(Records from a collection)
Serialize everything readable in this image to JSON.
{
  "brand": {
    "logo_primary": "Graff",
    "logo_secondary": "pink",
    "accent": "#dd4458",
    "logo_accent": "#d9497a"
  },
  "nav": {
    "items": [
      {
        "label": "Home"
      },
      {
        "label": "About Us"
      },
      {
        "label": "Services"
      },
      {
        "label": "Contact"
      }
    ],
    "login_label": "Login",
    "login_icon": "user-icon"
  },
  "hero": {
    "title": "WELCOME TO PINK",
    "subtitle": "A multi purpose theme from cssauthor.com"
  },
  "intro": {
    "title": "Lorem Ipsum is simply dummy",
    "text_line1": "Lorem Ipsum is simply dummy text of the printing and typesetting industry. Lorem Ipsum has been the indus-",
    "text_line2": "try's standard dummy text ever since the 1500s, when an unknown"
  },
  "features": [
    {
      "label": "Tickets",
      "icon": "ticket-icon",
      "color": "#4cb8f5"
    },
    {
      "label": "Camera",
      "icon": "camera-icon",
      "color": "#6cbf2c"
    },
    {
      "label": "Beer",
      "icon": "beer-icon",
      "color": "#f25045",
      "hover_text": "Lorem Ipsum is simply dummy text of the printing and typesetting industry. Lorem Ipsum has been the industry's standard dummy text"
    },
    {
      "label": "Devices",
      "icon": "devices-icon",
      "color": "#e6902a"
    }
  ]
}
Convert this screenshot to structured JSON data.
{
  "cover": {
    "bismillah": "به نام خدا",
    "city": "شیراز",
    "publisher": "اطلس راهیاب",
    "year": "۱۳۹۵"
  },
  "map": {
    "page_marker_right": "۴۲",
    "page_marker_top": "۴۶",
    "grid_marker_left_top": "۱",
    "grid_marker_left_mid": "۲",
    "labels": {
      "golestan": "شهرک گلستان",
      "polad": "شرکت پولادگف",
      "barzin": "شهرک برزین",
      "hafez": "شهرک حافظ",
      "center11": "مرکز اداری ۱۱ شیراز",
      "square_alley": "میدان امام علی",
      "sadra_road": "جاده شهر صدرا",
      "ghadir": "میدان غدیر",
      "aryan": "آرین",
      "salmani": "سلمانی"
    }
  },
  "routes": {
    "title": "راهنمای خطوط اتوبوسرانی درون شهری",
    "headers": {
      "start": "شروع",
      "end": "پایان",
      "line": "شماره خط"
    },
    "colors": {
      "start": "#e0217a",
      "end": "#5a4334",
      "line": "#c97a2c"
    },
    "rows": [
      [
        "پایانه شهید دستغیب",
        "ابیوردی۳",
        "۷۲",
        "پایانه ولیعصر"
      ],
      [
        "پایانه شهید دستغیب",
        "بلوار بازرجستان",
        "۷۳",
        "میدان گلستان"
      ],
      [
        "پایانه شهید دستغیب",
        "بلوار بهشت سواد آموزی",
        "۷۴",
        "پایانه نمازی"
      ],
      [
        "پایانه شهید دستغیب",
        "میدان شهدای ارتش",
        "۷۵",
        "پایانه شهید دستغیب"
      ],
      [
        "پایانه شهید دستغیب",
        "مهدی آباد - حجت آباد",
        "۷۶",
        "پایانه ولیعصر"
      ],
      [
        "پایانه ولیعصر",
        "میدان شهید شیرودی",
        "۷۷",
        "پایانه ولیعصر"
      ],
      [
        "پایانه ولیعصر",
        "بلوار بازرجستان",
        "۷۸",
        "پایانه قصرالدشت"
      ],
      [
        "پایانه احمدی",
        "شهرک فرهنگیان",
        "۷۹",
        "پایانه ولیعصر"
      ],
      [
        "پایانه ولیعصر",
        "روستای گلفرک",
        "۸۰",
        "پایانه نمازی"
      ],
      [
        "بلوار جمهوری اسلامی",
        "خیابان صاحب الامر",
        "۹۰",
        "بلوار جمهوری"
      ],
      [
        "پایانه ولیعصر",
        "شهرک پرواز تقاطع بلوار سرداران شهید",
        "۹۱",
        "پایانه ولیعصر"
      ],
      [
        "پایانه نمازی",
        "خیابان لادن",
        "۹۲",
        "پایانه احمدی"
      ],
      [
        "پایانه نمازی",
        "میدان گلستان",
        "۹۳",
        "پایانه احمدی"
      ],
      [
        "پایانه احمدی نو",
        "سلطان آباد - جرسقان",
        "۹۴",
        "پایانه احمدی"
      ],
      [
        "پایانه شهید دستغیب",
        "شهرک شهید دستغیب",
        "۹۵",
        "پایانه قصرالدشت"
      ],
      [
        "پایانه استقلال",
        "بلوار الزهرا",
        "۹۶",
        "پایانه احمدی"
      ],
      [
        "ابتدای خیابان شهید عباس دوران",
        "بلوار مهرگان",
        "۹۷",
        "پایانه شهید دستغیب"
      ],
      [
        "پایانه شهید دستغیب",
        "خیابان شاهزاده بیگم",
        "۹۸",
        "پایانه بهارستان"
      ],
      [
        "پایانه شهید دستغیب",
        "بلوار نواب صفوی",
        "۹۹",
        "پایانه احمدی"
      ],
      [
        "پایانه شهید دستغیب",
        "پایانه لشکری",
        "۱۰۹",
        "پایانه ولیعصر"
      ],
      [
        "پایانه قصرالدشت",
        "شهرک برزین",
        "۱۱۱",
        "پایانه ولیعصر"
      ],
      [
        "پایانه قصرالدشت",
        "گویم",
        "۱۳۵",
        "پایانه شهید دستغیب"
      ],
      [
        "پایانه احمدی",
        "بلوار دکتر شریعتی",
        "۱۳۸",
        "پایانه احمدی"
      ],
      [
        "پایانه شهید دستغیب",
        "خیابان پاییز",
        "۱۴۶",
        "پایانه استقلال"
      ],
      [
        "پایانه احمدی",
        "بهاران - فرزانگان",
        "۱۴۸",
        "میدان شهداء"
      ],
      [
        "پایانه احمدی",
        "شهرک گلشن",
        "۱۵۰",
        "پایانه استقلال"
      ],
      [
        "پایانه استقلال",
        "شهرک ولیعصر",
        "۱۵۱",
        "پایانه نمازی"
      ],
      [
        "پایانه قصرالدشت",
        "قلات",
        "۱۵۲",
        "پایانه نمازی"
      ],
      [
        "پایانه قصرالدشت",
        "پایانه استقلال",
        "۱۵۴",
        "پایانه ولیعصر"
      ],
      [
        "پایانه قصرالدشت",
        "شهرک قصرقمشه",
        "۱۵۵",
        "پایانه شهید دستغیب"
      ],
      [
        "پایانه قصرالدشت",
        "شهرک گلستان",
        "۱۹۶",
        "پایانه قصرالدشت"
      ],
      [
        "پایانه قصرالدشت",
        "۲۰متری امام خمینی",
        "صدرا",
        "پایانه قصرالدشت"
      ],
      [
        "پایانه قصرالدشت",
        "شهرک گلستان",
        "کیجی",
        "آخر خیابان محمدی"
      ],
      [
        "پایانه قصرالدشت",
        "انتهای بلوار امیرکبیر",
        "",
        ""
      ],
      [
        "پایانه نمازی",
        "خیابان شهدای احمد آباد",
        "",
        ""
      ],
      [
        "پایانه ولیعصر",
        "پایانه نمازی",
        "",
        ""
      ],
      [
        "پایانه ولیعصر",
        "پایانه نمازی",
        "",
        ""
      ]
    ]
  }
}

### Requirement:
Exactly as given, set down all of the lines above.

### Expected answer:
Serialize everything readable in this image to JSON.
{
  "brand": {
    "logo_primary": "Graff",
    "logo_secondary": "pink",
    "accent": "#dd4458",
    "logo_accent": "#d9497a"
  },
  "nav": {
    "items": [
      {
        "label": "Home"
      },
      {
        "label": "About Us"
      },
      {
        "label": "Services"
      },
      {
        "label": "Contact"
      }
    ],
    "login_label": "Login",
    "login_icon": "user-icon"
  },
  "hero": {
    "title": "WELCOME TO PINK",
    "subtitle": "A multi purpose theme from cssauthor.com"
  },
  "intro": {
    "title": "Lorem Ipsum is simply dummy",
    "text_line1": "Lorem Ipsum is simply dummy text of the printing and typesetting industry. Lorem Ipsum has been the indus-",
    "text_line2": "try's standard dummy text ever since the 1500s, when an unknown"
  },
  "features": [
    {
      "label": "Tickets",
      "icon": "ticket-icon",
      "color": "#4cb8f5"
    },
    {
      "label": "Camera",
      "icon": "camera-icon",
      "color": "#6cbf2c"
    },
    {
      "label": "Beer",
      "icon": "beer-icon",
      "color": "#f25045",
      "hover_text": "Lorem Ipsum is simply dummy text of the printing and typesetting industry. Lorem Ipsum has been the industry's standard dummy text"
    },
    {
      "label": "Devices",
      "icon": "devices-icon",
      "color": "#e6902a"
    }
  ]
}
Convert this screenshot to structured JSON data.
{
  "cover": {
    "bismillah": "به نام خدا",
    "city": "شیراز",
    "publisher": "اطلس راهیاب",
    "year": "۱۳۹۵"
  },
  "map": {
    "page_marker_right": "۴۲",
    "page_marker_top": "۴۶",
    "grid_marker_left_top": "۱",
    "grid_marker_left_mid": "۲",
    "labels": {
      "golestan": "شهرک گلستان",
      "polad": "شرکت پولادگف",
      "barzin": "شهرک برزین",
      "hafez": "شهرک حافظ",
      "center11": "مرکز اداری ۱۱ شیراز",
      "square_alley": "میدان امام علی",
      "sadra_road": "جاده شهر صدرا",
      "ghadir": "میدان غدیر",
      "aryan": "آرین",
      "salmani": "سلمانی"
    }
  },
  "routes": {
    "title": "راهنمای خطوط اتوبوسرانی درون شهری",
    "headers": {
      "start": "شروع",
      "end": "پایان",
      "line": "شماره خط"
    },
    "colors": {
      "start": "#e0217a",
      "end": "#5a4334",
      "line": "#c97a2c"
    },
    "rows": [
      [
        "پایانه شهید دستغیب",
        "ابیوردی۳",
        "۷۲",
        "پایانه ولیعصر"
      ],
      [
        "پایانه شهید دستغیب",
        "بلوار بازرجستان",
        "۷۳",
        "میدان گلستان"
      ],
      [
        "پایانه شهید دستغیب",
        "بلوار بهشت سواد آموزی",
        "۷۴",
        "پایانه نمازی"
      ],
      [
        "پایانه شهید دستغیب",
        "میدان شهدای ارتش",
        "۷۵",
        "پایانه شهید دستغیب"
      ],
      [
        "پایانه شهید دستغیب",
        "مهدی آباد - حجت آباد",
        "۷۶",
        "پایانه ولیعصر"
      ],
      [
        "پایانه ولیعصر",
        "میدان شهید شیرودی",
        "۷۷",
        "پایانه ولیعصر"
      ],
      [
        "پایانه ولیعصر",
        "بلوار بازرجستان",
        "۷۸",
        "پایانه قصرالدشت"
      ],
      [
        "پایانه احمدی",
        "شهرک فرهنگیان",
        "۷۹",
        "پایانه ولیعصر"
      ],
      [
        "پایانه ولیعصر",
        "روستای گلفرک",
        "۸۰",
        "پایانه نمازی"
      ],
      [
        "بلوار جمهوری اسلامی",
        "خیابان صاحب الامر",
        "۹۰",
        "بلوار جمهوری"
      ],
      [
        "پایانه ولیعصر",
        "شهرک پرواز تقاطع بلوار سرداران شهید",
        "۹۱",
        "پایانه ولیعصر"
      ],
      [
        "پایانه نمازی",
        "خیابان لادن",
        "۹۲",
        "پایانه احمدی"
      ],
      [
        "پایانه نمازی",
        "میدان گلستان",
        "۹۳",
        "پایانه احمدی"
      ],
      [
        "پایانه احمدی نو",
        "سلطان آباد - جرسقان",
        "۹۴",
        "پایانه احمدی"
      ],
      [
        "پایانه شهید دستغیب",
        "شهرک شهید دستغیب",
        "۹۵",
        "پایانه قصرالدشت"
      ],
      [
        "پایانه استقلال",
        "بلوار الزهرا",
        "۹۶",
        "پایانه احمدی"
      ],
      [
        "ابتدای خیابان شهید عباس دوران",
        "بلوار مهرگان",
        "۹۷",
        "پایانه شهید دستغیب"
      ],
      [
        "پایانه شهید دستغیب",
        "خیابان شاهزاده بیگم",
        "۹۸",
        "پایانه بهارستان"
      ],
      [
        "پایانه شهید دستغیب",
        "بلوار نواب صفوی",
        "۹۹",
        "پایانه احمدی"
      ],
      [
        "پایانه شهید دستغیب",
        "پایانه لشکری",
        "۱۰۹",
        "پایانه ولیعصر"
      ],
      [
        "پایانه قصرالدشت",
        "شهرک برزین",
        "۱۱۱",
        "پایانه ولیعصر"
      ],
      [
        "پایانه قصرالدشت",
        "گویم",
        "۱۳۵",
        "پایانه شهید دستغیب"
      ],
      [
        "پایانه احمدی",
        "بلوار دکتر شریعتی",
        "۱۳۸",
        "پایانه احمدی"
      ],
      [
        "پایانه شهید دستغیب",
        "خیابان پاییز",
        "۱۴۶",
        "پایانه استقلال"
      ],
      [
        "پایانه احمدی",
        "بهاران - فرزانگان",
        "۱۴۸",
        "میدان شهداء"
      ],
      [
        "پایانه احمدی",
        "شهرک گلشن",
        "۱۵۰",
        "پایانه استقلال"
      ],
      [
        "پایانه استقلال",
        "شهرک ولیعصر",
        "۱۵۱",
        "پایانه نمازی"
      ],
      [
        "پایانه قصرالدشت",
        "قلات",
        "۱۵۲",
        "پایانه نمازی"
      ],
      [
        "پایانه قصرالدشت",
        "پایانه استقلال",
        "۱۵۴",
        "پایانه ولیعصر"
      ],
      [
        "پایانه قصرالدشت",
        "شهرک قصرقمشه",
        "۱۵۵",
        "پایانه شهید دستغیب"
      ],
      [
        "پایانه قصرالدشت",
        "شهرک گلستان",
        "۱۹۶",
        "پایانه قصرالدشت"
      ],
      [
        "پایانه قصرالدشت",
        "۲۰متری امام خمینی",
        "صدرا",
        "پایانه قصرالدشت"
      ],
      [
        "پایانه قصرالدشت",
        "شهرک گلستان",
        "کیجی",
        "آخر خیابان محمدی"
      ],
      [
        "پایانه قصرالدشت",
        "انتهای بلوار امیرکبیر",
        "",
        ""
      ],
      [
        "پایانه نمازی",
        "خیابان شهدای احمد آباد",
        "",
        ""
      ],
      [
        "پایانه ولیعصر",
        "پایانه نمازی",
        "",
        ""
      ],
      [
        "پایانه ولیعصر",
        "پایانه نمازی",
        "",
        ""
      ]
    ]
  }
}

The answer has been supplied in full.